  2. Well, I’m a fan of ODR, but there is a BIG difference between ransacking a phenomenal number of data points for a match, or even using some kind of fuzzy logic to estimate how close a match is, and deciding human disputes beyond splitting a mathematical difference, or coming up with a mean from a lot of case results. I doubt that we are on the verge – and I really doubt that my children or even grandchildren (hypotheticals at this point) will see Singularity. (See my column on Robot Law, June 2010, here.)

  3. I don’t know why I find this all unsettling. I wonder if in the future there will be individuals who will have the courage to question the “wisdom” of the machine because although we’re not there yet it’s already quite clear that the experts and gurus are hinting at “computer infallibility”. Does this mean that “we are Borg”? And, does an accumulation of information and strategies equal wisdom? I hope the SCL will address these questions as well.

  4. David – check out http://www.fairoutcomes.com/ for some deep insights on ODR and game theory (in the downloadable papers)

  5. OK. So if all legal questions can be validly reduced into into mathematical statements, then law is subject to (ahem) Gödel’s incompleteness theorem, right? That means there are questions in law that can’t be answered by law’s premises.

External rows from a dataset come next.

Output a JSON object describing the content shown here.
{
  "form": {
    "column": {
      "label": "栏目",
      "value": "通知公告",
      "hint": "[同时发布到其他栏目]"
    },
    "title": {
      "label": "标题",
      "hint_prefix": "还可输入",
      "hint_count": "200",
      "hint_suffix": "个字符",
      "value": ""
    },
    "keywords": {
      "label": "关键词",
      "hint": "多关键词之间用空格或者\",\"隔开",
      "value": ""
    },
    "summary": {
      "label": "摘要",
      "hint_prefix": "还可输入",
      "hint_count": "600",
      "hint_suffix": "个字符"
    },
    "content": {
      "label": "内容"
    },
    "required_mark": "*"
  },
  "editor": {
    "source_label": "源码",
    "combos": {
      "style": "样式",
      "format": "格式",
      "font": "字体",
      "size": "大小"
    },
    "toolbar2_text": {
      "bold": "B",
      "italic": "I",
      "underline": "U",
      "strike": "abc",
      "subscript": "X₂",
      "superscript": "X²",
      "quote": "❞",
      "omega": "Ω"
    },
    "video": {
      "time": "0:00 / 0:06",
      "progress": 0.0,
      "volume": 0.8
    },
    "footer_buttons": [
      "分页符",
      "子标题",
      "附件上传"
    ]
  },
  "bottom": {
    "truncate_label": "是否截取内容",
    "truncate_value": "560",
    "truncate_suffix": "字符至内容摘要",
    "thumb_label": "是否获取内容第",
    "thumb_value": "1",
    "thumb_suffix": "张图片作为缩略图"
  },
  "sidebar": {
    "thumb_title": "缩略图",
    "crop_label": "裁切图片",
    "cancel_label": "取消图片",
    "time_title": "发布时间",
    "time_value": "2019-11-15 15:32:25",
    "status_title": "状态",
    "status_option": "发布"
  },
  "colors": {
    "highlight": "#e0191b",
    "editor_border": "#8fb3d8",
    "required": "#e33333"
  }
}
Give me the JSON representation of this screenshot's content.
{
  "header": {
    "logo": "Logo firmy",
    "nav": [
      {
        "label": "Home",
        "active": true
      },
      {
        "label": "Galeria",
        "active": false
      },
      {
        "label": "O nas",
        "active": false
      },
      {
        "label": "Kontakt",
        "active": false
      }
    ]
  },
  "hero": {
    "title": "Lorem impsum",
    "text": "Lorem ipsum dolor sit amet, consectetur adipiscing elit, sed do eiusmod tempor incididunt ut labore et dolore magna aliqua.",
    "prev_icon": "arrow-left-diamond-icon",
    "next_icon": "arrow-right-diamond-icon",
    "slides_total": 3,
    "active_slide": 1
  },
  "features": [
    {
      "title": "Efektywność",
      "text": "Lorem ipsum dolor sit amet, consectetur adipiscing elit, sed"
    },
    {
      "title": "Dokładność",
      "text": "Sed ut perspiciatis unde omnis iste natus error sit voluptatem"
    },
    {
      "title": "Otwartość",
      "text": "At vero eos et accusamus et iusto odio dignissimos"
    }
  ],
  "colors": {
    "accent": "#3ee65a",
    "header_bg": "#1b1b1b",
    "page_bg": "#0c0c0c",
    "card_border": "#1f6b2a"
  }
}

    Oops, that’s not good. That means we’d have to go outside the law to answer law’s questions. Which means ODR has some limits.

    On the other hand, there is one type of philosophy which claims to have all of the answers within its first principles. Ends in ‘ion’, starts with “r” and there’s an “el” in it.

    Does anybody want to equate law with religion? So much for the rule of law.

    There’s a whole field of writing that attempts to explain why law has “soft variables” – a judge’s impression of a witness for example, which make algorithmic resolution (ie machine-based, still) of disputes still problematic.

    Besides, law’s aim is (supposed to be a true decision – true in the sense that we hope it conforms to what actually happened) but the validity of legal decision is not necessarily dependent on the decision being a true statement of what actually happened, at least so long as the truth of what happened is an unknown. Very often, the judicial process requires the judge infer to the best explanation that is consistent with the facts and reality. That’s not the same as an assertion that the conclusion IS an accurate statement of what actually happened.

    A very good overview and introduction for those looking to dip their toes in the subject is R. Brown, “The Possibility of Inference Causation … “, 2010 55 McGill Law Journal 1.

    (And, yes, I know the correct cite is McGill L.J., but then we do have readers who had other things to do but spend time in law school, no?)